State Street Boston Corp. would quickly achieve its goal of becoming an internationally recognized money manager by purchasing Wells Fargo Nikko Investment Advisors, industry experts say.
The addition of Wells Fargo Nikko, a San Francisco-based money management firm that was recently put up for sale, would provide global name recognition and increase State Street's institutional money management operations to $350 billion in assets, almost double its current business.
"It would be a good move" on State Street's part, said Daniel Darst, executive vice president at Optima Group, Fairfield, Conn.
State Street emerged as a bidder for Wells Fargo Nikko in a Wednesday report by The Wall Street Journal. The paper said the Boston banking company was preparing to offer between $400 million and $500 million for Wells Fargo Nikko, which is jointly owned by Wells Fargo & Co. and Nikko Securities.
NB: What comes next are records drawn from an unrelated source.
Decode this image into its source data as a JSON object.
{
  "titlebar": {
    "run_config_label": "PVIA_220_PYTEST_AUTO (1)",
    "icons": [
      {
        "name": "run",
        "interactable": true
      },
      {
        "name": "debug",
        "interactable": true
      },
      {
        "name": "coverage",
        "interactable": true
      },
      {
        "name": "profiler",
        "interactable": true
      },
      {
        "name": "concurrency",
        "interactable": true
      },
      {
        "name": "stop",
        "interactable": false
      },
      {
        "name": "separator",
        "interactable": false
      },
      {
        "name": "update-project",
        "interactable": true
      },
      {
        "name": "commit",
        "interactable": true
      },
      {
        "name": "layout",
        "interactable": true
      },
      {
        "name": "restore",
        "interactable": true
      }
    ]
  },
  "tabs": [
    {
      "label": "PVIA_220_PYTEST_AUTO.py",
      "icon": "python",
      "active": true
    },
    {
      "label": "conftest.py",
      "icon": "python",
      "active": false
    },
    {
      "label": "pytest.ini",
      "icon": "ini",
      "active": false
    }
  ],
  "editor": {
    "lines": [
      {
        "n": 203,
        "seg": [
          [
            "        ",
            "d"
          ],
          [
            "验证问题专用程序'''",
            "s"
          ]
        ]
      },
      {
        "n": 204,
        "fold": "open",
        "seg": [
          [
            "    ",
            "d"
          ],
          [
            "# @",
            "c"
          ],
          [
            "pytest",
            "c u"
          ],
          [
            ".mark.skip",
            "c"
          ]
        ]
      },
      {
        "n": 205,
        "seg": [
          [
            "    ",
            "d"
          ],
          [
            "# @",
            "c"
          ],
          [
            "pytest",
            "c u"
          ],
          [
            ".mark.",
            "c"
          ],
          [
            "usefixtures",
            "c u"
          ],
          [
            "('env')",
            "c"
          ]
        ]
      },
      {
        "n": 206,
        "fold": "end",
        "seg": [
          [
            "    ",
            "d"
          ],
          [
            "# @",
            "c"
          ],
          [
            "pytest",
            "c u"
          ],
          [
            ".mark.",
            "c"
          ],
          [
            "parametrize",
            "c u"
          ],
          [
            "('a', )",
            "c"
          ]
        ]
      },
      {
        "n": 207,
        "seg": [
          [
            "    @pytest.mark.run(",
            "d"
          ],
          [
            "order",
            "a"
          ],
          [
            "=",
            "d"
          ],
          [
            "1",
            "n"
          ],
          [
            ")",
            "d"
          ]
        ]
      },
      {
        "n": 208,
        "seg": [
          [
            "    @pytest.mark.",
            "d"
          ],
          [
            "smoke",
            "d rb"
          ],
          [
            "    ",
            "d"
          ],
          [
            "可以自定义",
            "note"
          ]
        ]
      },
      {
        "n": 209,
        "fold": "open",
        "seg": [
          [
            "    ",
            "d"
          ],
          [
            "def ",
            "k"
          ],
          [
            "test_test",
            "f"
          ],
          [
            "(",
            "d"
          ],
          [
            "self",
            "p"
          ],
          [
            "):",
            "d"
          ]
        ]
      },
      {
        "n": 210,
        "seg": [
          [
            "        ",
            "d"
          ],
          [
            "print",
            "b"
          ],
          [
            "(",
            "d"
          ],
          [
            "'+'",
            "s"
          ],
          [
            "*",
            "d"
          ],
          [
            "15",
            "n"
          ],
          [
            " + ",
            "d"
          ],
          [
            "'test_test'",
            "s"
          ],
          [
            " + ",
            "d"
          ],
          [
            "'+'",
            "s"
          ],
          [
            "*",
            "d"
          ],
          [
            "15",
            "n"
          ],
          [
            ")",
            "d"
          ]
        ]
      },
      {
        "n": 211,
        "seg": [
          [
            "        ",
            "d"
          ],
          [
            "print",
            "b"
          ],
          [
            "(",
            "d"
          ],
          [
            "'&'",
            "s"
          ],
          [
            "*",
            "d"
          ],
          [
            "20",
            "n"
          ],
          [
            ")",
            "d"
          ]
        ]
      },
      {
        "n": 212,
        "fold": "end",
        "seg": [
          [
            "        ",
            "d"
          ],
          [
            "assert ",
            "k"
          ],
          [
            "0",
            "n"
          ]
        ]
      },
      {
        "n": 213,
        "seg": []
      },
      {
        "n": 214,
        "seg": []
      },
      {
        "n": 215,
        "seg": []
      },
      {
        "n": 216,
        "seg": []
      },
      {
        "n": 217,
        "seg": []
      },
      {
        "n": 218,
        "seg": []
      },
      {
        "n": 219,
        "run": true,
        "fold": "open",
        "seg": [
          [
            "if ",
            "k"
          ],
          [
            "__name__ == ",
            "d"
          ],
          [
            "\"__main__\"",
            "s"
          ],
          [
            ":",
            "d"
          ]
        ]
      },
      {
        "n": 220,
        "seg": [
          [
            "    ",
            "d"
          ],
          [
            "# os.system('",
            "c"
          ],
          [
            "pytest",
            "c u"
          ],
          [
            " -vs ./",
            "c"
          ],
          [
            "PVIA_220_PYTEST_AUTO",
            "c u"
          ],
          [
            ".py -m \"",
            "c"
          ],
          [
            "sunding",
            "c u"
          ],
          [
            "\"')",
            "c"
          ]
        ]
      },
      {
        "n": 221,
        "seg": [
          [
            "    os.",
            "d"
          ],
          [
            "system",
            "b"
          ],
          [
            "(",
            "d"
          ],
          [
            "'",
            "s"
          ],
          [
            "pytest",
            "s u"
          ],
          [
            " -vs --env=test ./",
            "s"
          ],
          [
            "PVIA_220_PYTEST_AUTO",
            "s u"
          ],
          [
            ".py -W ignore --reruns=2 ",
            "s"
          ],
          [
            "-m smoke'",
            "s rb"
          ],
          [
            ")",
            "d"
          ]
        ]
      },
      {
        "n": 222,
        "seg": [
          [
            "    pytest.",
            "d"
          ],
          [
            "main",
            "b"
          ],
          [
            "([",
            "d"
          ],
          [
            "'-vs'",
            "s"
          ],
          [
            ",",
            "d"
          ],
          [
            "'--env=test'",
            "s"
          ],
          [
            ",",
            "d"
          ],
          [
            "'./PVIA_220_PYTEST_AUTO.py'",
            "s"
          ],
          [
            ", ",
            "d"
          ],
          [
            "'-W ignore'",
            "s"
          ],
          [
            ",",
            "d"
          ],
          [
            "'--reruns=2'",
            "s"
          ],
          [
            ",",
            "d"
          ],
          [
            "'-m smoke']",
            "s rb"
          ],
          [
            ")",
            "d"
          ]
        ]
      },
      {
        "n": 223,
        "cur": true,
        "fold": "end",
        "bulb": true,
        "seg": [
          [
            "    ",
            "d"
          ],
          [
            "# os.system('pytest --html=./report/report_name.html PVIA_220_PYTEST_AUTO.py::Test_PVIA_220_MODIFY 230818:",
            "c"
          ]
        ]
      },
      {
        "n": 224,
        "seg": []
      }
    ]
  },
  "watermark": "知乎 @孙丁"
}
The amount was on the high end of what analysts projected Wells Fargo Nikko to fetch.
A spokesman for State Street declined to comment on the report. But he did not rule out an overture.
Wells Fargo Nikko specializes in managing index funds, which are baskets of securities that reflect the performance of a broad market index, like the Standard & Poor's 500. The company, which has operated as a partnership since 1990, has built a reputation with investors overseas, as well as customers in the United States.
Right now, less than one-fifth of State Street's earnings come from money management, while the rest is obtained by acting as custodian for securities that are bought for investment portfolios. But State Street has made in known that it wants to become more of a money manager.
State Street would not be alone in bidding for Wells Fargo Nikko. Observers said other large banks and insurance companies have expressed interest.